- Remove old MySQL databases.
- Remove old cache files.
- Delete old emails. (could always change MX records to push through Gmail).
- Delete plugins you don’t want. (Also, update them.)
- Delete old themes.
- Remove large images, videos, etc.
- Install caching plugins (check out WP Super Cache & WP Total Cache).
Remember that just deleting the files will not always free up inodes. Sometimes there are different directories that pull from multiple directories. You can always contact your host and they can assist you in freeing up your inodes and lowering some of your server load. Then once they assist you ask that they reboot your server to free up any processes that might be left running. Siteground actually has very good service and they can really help you out with this.
Here are couple useful resources I also found on freeing up resources:
Blackmoreops.com – Delete clear cache to free up memory on your slow Linux server, VPS.
StackOverFlow.com – How to free up memory used by idle SQL Server databases?
ServerFault.com – Freeing up memory (RAM) on Ubuntu 8.04 Server [duplicate].
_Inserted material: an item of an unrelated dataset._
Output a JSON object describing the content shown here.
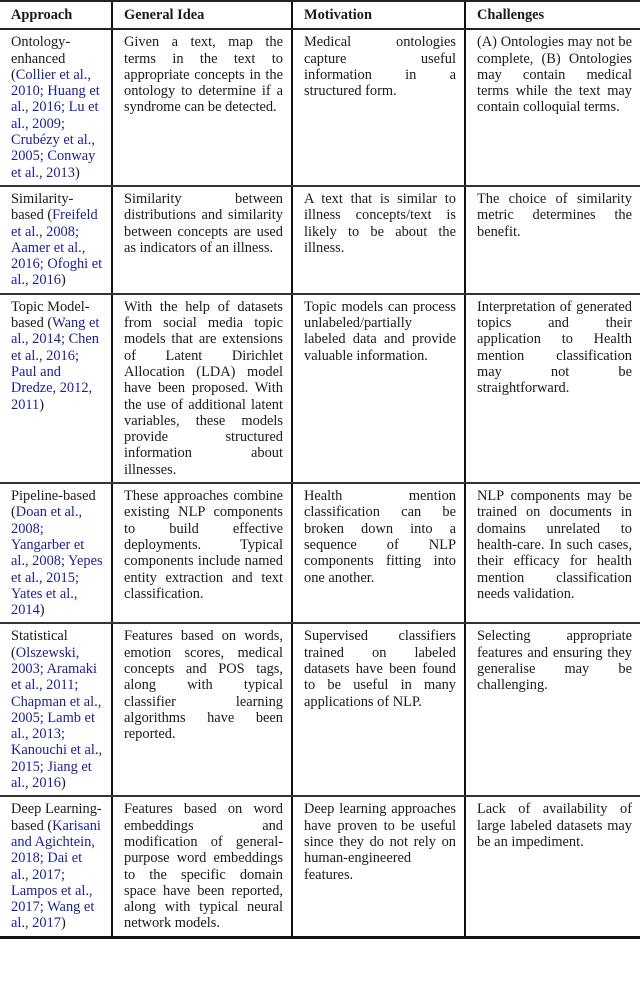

Ok, so now let’s get back on topic and talk about shared hosting again. Shared hosting is what using too many resources pertains to. What shared hosting providers do when you have reached your resources limit is to inform you of your violation of their resource usage policies; giving you the specific hours, days of notice to suspend your site if you don’t communicate with them properly. However, not all web host are like this; some will just shut you down and tell you to upgrade. Depending on the terms of agreement (TOS) your provider can either suspend you or send you an email asking that you resolve the issue. Shared host providers sometimes give CPU graphs directly to their customers that are located in their control panel so that their clients can see whether their site is using too many hardware resources for shared hosting. One company I do like is WireNine because they tell you upfront that you can use 25% of their CPU resources before you need to upgrade from a shared plan to a VPS plan?
Images & Videos
There are simple guidelines that can help you to get most out of your shared hosting account before making the switch to a more expensive hosting plan. To get the best performance, you should limit the use of photo and video gallery web applications by re-sizing or re-encoding upload content as needed. For images, I would recommend using WP Smush.it. If you have a lot of videos, you can always use YouTube or Vimeo.
Turn the extras offs unless you need them for the proper functioning of your site. Limit the use of plugins or adding lots of miscellaneous functionality to your site. Keep your database small by not storing things on your server that you don’t need. Every 3-4 months go through your server and clean out stuff you don’t want on there. Some examples of unneeded information include sessions and error logs. Make use of a static file is catching. Key based caching can be accomplished in a variety of ways. These values can be stored in flat files, in a database, Memcached or stored inside the web application process.
You can always ride out the storm with your shared plan. There are some things you can do to reduce the resource usage. Sometimes shared hosting is not enough anymore for your site needs the next step is to look for a VPS server. Just make sure you budget for it because a VPS will cost you about six times as much as a shared server.